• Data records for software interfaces

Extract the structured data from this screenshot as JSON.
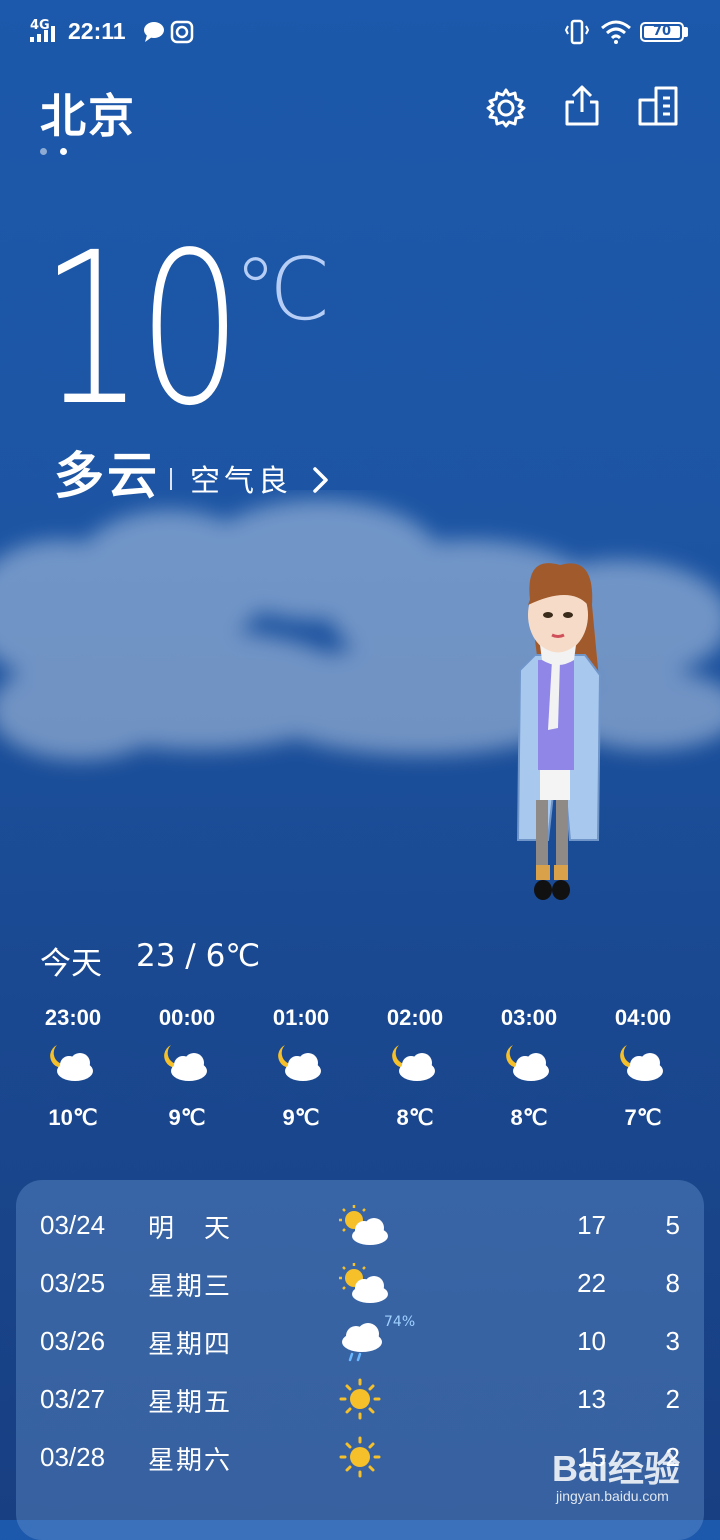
{
  "status_bar": {
    "network": "4G",
    "time": "22:11",
    "battery": "70"
  },
  "header": {
    "city": "北京"
  },
  "current": {
    "temp": "10",
    "unit": "℃",
    "condition": "多云",
    "air_quality": "空气良"
  },
  "today": {
    "label": "今天",
    "range": "23 / 6℃"
  },
  "hourly": [
    {
      "time": "23:00",
      "temp": "10℃",
      "icon": "night-cloudy-icon"
    },
    {
      "time": "00:00",
      "temp": "9℃",
      "icon": "night-cloudy-icon"
    },
    {
      "time": "01:00",
      "temp": "9℃",
      "icon": "night-cloudy-icon"
    },
    {
      "time": "02:00",
      "temp": "8℃",
      "icon": "night-cloudy-icon"
    },
    {
      "time": "03:00",
      "temp": "8℃",
      "icon": "night-cloudy-icon"
    },
    {
      "time": "04:00",
      "temp": "7℃",
      "icon": "night-cloudy-icon"
    }
  ],
  "daily": [
    {
      "date": "03/24",
      "day": "明　天",
      "icon": "partly-cloudy-icon",
      "high": "17",
      "low": "5"
    },
    {
      "date": "03/25",
      "day": "星期三",
      "icon": "partly-cloudy-icon",
      "high": "22",
      "low": "8"
    },
    {
      "date": "03/26",
      "day": "星期四",
      "icon": "rain-icon",
      "precip": "74%",
      "high": "10",
      "low": "3"
    },
    {
      "date": "03/27",
      "day": "星期五",
      "icon": "sunny-icon",
      "high": "13",
      "low": "2"
    },
    {
      "date": "03/28",
      "day": "星期六",
      "icon": "sunny-icon",
      "high": "15",
      "low": "2"
    }
  ],
  "watermark": {
    "brand": "Bai经验",
    "url": "jingyan.baidu.com"
  },
  "colors": {
    "background": "#1c58ab",
    "sun": "#f5c02a",
    "accent_temp_unit": "#b6cef5"
  }
}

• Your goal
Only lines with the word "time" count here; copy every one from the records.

• Result of the task
    "time": "22:11",
      "time": "23:00",
      "time": "00:00",
      "time": "01:00",
      "time": "02:00",
      "time": "03:00",
      "time": "04:00",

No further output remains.